The company first made this pledge two years ago on World Water Day as a partial solution to nutrient runoff that can lead to excessive algae growth in waterways. The 2011 phosphorus-free announcement expanded on an earlier commitment — to halve phosphorus content in lawn foods — Scotts made to stakeholders in 2006.
The company says it used more than 10 thousand tons of phosphorus to produce Turf Builder brand lawn food products in 2003.
Scotts’ global research and development leader Bruce Caldwell says the company decision to remove phosphorus from the lawn products stems from its commitment to ensuing sustainable water supplies.
The company says that while established lawn has an adequate amount of phosphorus to support healthy grass, phosphorus is essential to the initial root development of grass plants. For this reason, the company says it will remain in Scotts’ starter fertilizers for new lawns and also in the company’s lines of organic lawn food, as phosphorus naturally occurs in the organic materials contained in the products.
In April, the USDA launched a tool to help agribusiness model phosphorus loss in runoff and determine ways to reduce these losses. Another USDA online tool, currently in the pilot phase, can help farmers and ranchers understand the quality of water flowing off their fields. The Water Quality Index for Agricultural Runoff (WQIag) — inspired by the Dow Jones Index — gives producers a complete picture of their water quality instead of focusing on just one aspect such as temperature, nutrients or pesticide content, says Shaun McKinney, NRCS national water quality and quantity team leader.
And in a different approach to lawn maintenance, the Chicago Department of Aviation (CAD) last week hired a herd of goats to provide sustainable vegetation management at O’Hare International Airport. The CAD awarded a $100,000 contract to Central Commissary Holdings, which owns the small grazing herd.
The city says the goats will help reduce CO2-emitting lawnmowers and weed-eaters, as well as landscape maintenance costs from fuel, labor, herbicides and equipment.
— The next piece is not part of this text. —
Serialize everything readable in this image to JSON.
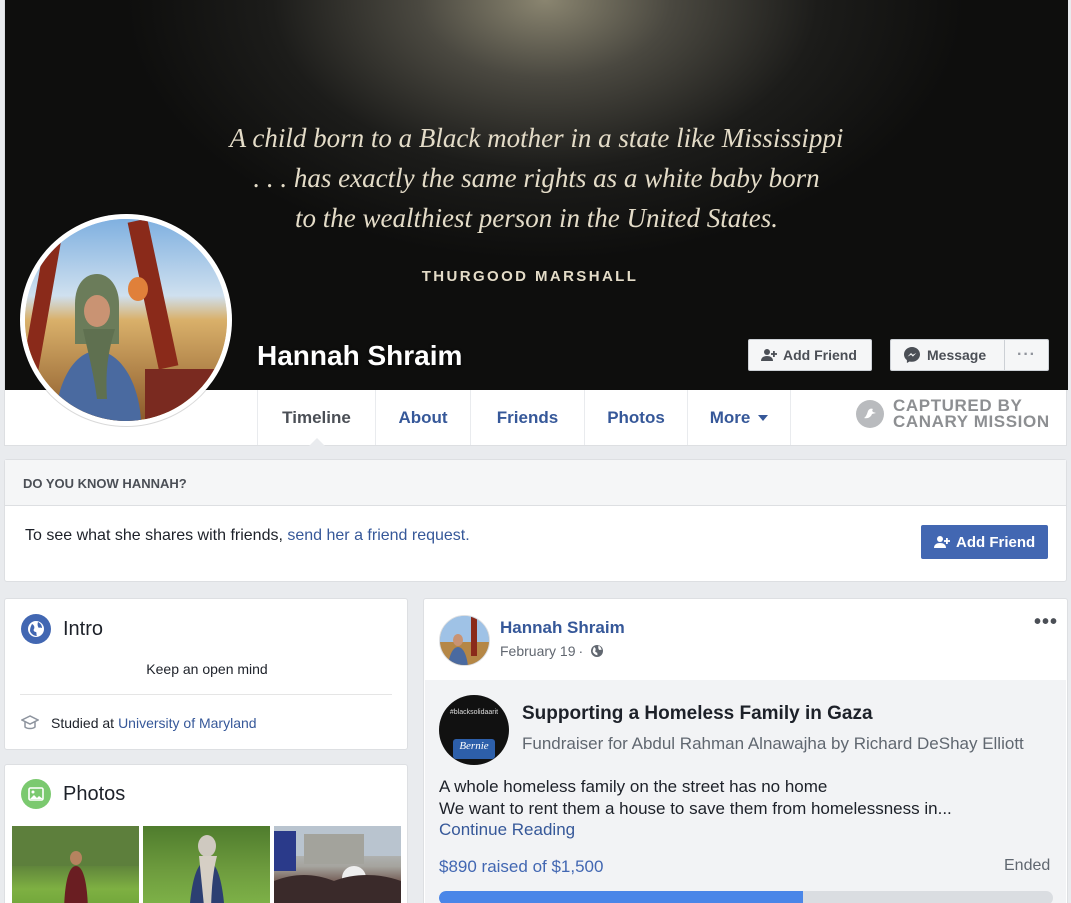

The goats also provide an alternative to toxic herbicides and help prevent runoff and soil erosion.